Alentejo • Alentejo is a huge agricultural region, stretching from the Tagus River east to the border with Spain, and encompassing one-third of Portugal’s land mass. – Alentejo contains the majority of the country’s cork forests. – After a period of disarray in the 1970 s, Alentejo is again emerging as an important source of good table wines. – There is limited rainfall and extreme temperatures that often soar to over 100°F in summer. – Red wines are made mostly from Aragonêz (local name for Tinta Roriz or Tempranillo). © 2007 Thomson Delmar Learning. All Rights Reserved.
Madeira • The small island of Madeira (only 36 miles long and 15 miles wide) lies off the coast of Africa. – Claimed by Portugal in 1420, the island was soon the site of vineyards. – The soil is mineral-rich clay atop volcanic rock, sunshine and rainfall are abundant, and the terraced slopes of the southeastern facing hills were soon producing high quality wine. – With the help of the British, Madeira wines were soon shipped to the Continent and to the New World. – By 1768, Madeira was demarcated as an official wine region. © 2007 Thomson Delmar Learning. All Rights Reserved.
Madeira (continued) • In the mid-1800 s shippers began to fortify the wine with additional alcohol so it could better withstand the long sea voyages. • It was discovered that the heat in the ships’ holds gave the wine additional smoothness and richness. • Today modern equipment is used. Brandy is added to arrest fermentation, the wine is placed for 3 to 4 months in an estufa, a heated vat that emulates the sun and shipboard heat. • After the aging and heating are complete, sweetening in the form caramel is added. © 2007 Thomson Delmar Learning. All Rights Reserved.
Madeira (continued) • The process is regulated by Madeira’s quality control agency, Insituto do Vinho da Madeira or IVM. • Even though 85 percent of the island’s vineyards are planted to the lesser red grape, Tinta Negra Mole, quality Madeira is made from four premium white grapes. • In accordance with E. U. regulations, each style of Madeira contains at least 85 percent of the grape for which it is named. © 2007 Thomson Delmar Learning. All Rights Reserved.
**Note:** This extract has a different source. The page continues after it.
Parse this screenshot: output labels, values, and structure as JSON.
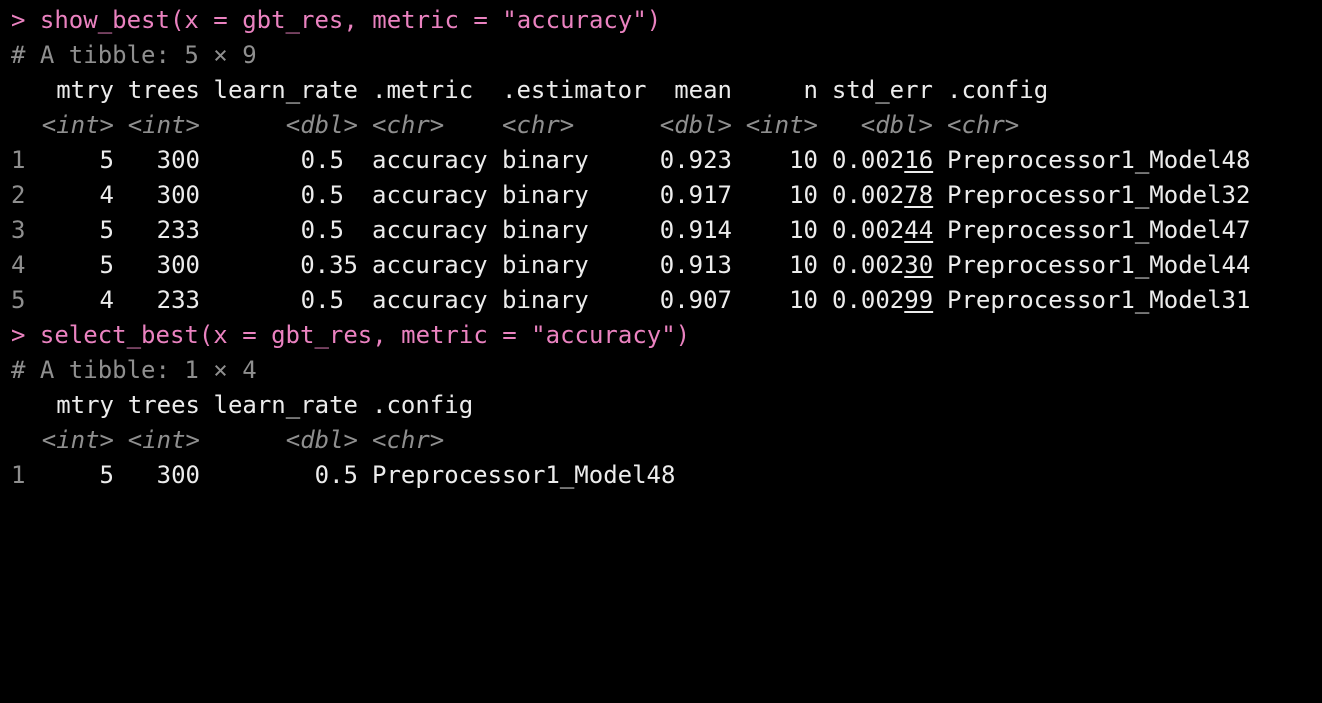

Madeira (continued) • In ascending order of sweetness, the styles of Madeira are: – Sercial: The most delicate and dry, with naturally high acidity. – Verdelho: With higher sugar content and lower acidity than Sercial, it is made in an off-dry style. – Bual (Boal): A heavier, richer wine, made in a sweet or semisweet style. – Malmsey: This is the sweetest of the Madeiras. It is made from Malvasia grapes grown in the warmest, sunniest vineyards. Additional richness and concentration of flavors are acquired during several years in wooden casks. © 2007 Thomson Delmar Learning. All Rights Reserved.
Summary • The progress made in the wine trade in both Portugal and Spain in the last half of the twentieth century, especially in the 20 years since both joined the European Union in 1986, is truly remarkable. • Innovation in the vineyard and modernization of wineries combined with the efforts of governments and private companies working together have brought new levels of quality. • All this has helped move Spain’s and Portugal’s many wines into competitive and improving positions within the worldwide marketplace. © 2007 Thomson Delmar Learning. All Rights Reserved.